How to complete this task. A word-for-word copy of every entry below is required; the images do not belong in it.
━━ Available data
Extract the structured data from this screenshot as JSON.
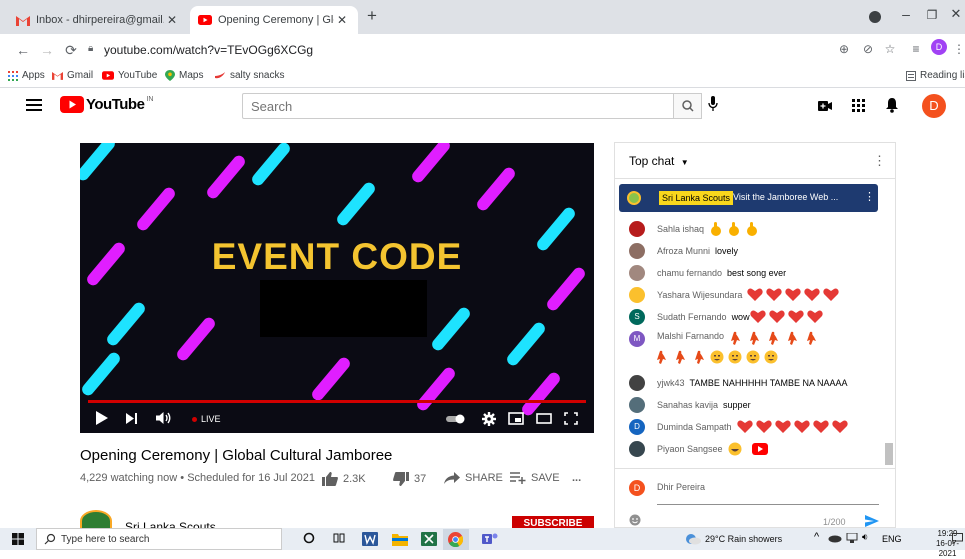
{
  "browser": {
    "tabs": [
      {
        "title": "Inbox - dhirpereira@gmail.com -",
        "active": false
      },
      {
        "title": "Opening Ceremony | Global Cultu",
        "active": true
      }
    ],
    "url": "youtube.com/watch?v=TEvOGg6XCGg",
    "profile_initial": "D",
    "bookmarks": [
      "Apps",
      "Gmail",
      "YouTube",
      "Maps",
      "salty snacks"
    ],
    "reading_list": "Reading lis"
  },
  "youtube": {
    "logo_text": "YouTube",
    "logo_region": "IN",
    "search_placeholder": "Search",
    "avatar_initial": "D"
  },
  "video": {
    "overlay_title": "EVENT CODE",
    "live_label": "LIVE",
    "title": "Opening Ceremony | Global Cultural Jamboree",
    "meta": "4,229 watching now • Scheduled for 16 Jul 2021",
    "likes": "2.3K",
    "dislikes": "37",
    "share_label": "SHARE",
    "save_label": "SAVE",
    "more_label": "...",
    "channel_name": "Sri Lanka Scouts",
    "subscribe_label": "SUBSCRIBE"
  },
  "chat": {
    "header": "Top chat",
    "pinned": {
      "badge": "Sri Lanka Scouts",
      "message": "Visit the Jamboree Web ..."
    },
    "messages": [
      {
        "author": "Sahla ishaq",
        "text": "",
        "avatar_color": "#b71c1c",
        "emoji": "ok x3"
      },
      {
        "author": "Afroza Munni",
        "text": "lovely",
        "avatar_color": "#8d6e63",
        "emoji": ""
      },
      {
        "author": "chamu fernando",
        "text": "best song ever",
        "avatar_color": "#a1887f",
        "emoji": ""
      },
      {
        "author": "Yashara Wijesundara",
        "text": "",
        "avatar_color": "#fbc02d",
        "emoji": "heart x5"
      },
      {
        "author": "Sudath Fernando",
        "text": "wow",
        "avatar_color": "#00695c",
        "avatar_initial": "S",
        "emoji": "heart x4"
      },
      {
        "author": "Malshi Farnando",
        "text": "",
        "avatar_color": "#7e57c2",
        "avatar_initial": "M",
        "emoji": "dancer x5, dancer x3 smile x4"
      },
      {
        "author": "yjwk43",
        "text": "TAMBE NAHHHHH TAMBE NA NAAAA",
        "avatar_color": "#424242",
        "emoji": ""
      },
      {
        "author": "Sanahas kavija",
        "text": "supper",
        "avatar_color": "#546e7a",
        "emoji": ""
      },
      {
        "author": "Duminda Sampath",
        "text": "",
        "avatar_color": "#1565c0",
        "avatar_initial": "D",
        "emoji": "heart x6"
      },
      {
        "author": "Piyaon Sangsee",
        "text": "",
        "avatar_color": "#37474f",
        "emoji": "laugh youtube"
      }
    ],
    "me_name": "Dhir Pereira",
    "me_initial": "D",
    "counter": "1/200"
  },
  "taskbar": {
    "search_placeholder": "Type here to search",
    "weather": "29°C  Rain showers",
    "language": "ENG",
    "time": "19:29",
    "date": "16-07-2021"
  },
  "colors": {
    "youtube_red": "#ff0000",
    "event_title": "#f4c430",
    "pinned_bg": "#1e3a70",
    "subscribe": "#cc0000"
  }
}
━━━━
Exercise solution.
Extract the structured data from this screenshot as JSON.
{
  "browser": {
    "tabs": [
      {
        "title": "Inbox - dhirpereira@gmail.com -",
        "active": false
      },
      {
        "title": "Opening Ceremony | Global Cultu",
        "active": true
      }
    ],
    "url": "youtube.com/watch?v=TEvOGg6XCGg",
    "profile_initial": "D",
    "bookmarks": [
      "Apps",
      "Gmail",
      "YouTube",
      "Maps",
      "salty snacks"
    ],
    "reading_list": "Reading lis"
  },
  "youtube": {
    "logo_text": "YouTube",
    "logo_region": "IN",
    "search_placeholder": "Search",
    "avatar_initial": "D"
  },
  "video": {
    "overlay_title": "EVENT CODE",
    "live_label": "LIVE",
    "title": "Opening Ceremony | Global Cultural Jamboree",
    "meta": "4,229 watching now • Scheduled for 16 Jul 2021",
    "likes": "2.3K",
    "dislikes": "37",
    "share_label": "SHARE",
    "save_label": "SAVE",
    "more_label": "...",
    "channel_name": "Sri Lanka Scouts",
    "subscribe_label": "SUBSCRIBE"
  },
  "chat": {
    "header": "Top chat",
    "pinned": {
      "badge": "Sri Lanka Scouts",
      "message": "Visit the Jamboree Web ..."
    },
    "messages": [
      {
        "author": "Sahla ishaq",
        "text": "",
        "avatar_color": "#b71c1c",
        "emoji": "ok x3"
      },
      {
        "author": "Afroza Munni",
        "text": "lovely",
        "avatar_color": "#8d6e63",
        "emoji": ""
      },
      {
        "author": "chamu fernando",
        "text": "best song ever",
        "avatar_color": "#a1887f",
        "emoji": ""
      },
      {
        "author": "Yashara Wijesundara",
        "text": "",
        "avatar_color": "#fbc02d",
        "emoji": "heart x5"
      },
      {
        "author": "Sudath Fernando",
        "text": "wow",
        "avatar_color": "#00695c",
        "avatar_initial": "S",
        "emoji": "heart x4"
      },
      {
        "author": "Malshi Farnando",
        "text": "",
        "avatar_color": "#7e57c2",
        "avatar_initial": "M",
        "emoji": "dancer x5, dancer x3 smile x4"
      },
      {
        "author": "yjwk43",
        "text": "TAMBE NAHHHHH TAMBE NA NAAAA",
        "avatar_color": "#424242",
        "emoji": ""
      },
      {
        "author": "Sanahas kavija",
        "text": "supper",
        "avatar_color": "#546e7a",
        "emoji": ""
      },
      {
        "author": "Duminda Sampath",
        "text": "",
        "avatar_color": "#1565c0",
        "avatar_initial": "D",
        "emoji": "heart x6"
      },
      {
        "author": "Piyaon Sangsee",
        "text": "",
        "avatar_color": "#37474f",
        "emoji": "laugh youtube"
      }
    ],
    "me_name": "Dhir Pereira",
    "me_initial": "D",
    "counter": "1/200"
  },
  "taskbar": {
    "search_placeholder": "Type here to search",
    "weather": "29°C  Rain showers",
    "language": "ENG",
    "time": "19:29",
    "date": "16-07-2021"
  },
  "colors": {
    "youtube_red": "#ff0000",
    "event_title": "#f4c430",
    "pinned_bg": "#1e3a70",
    "subscribe": "#cc0000"
  }
}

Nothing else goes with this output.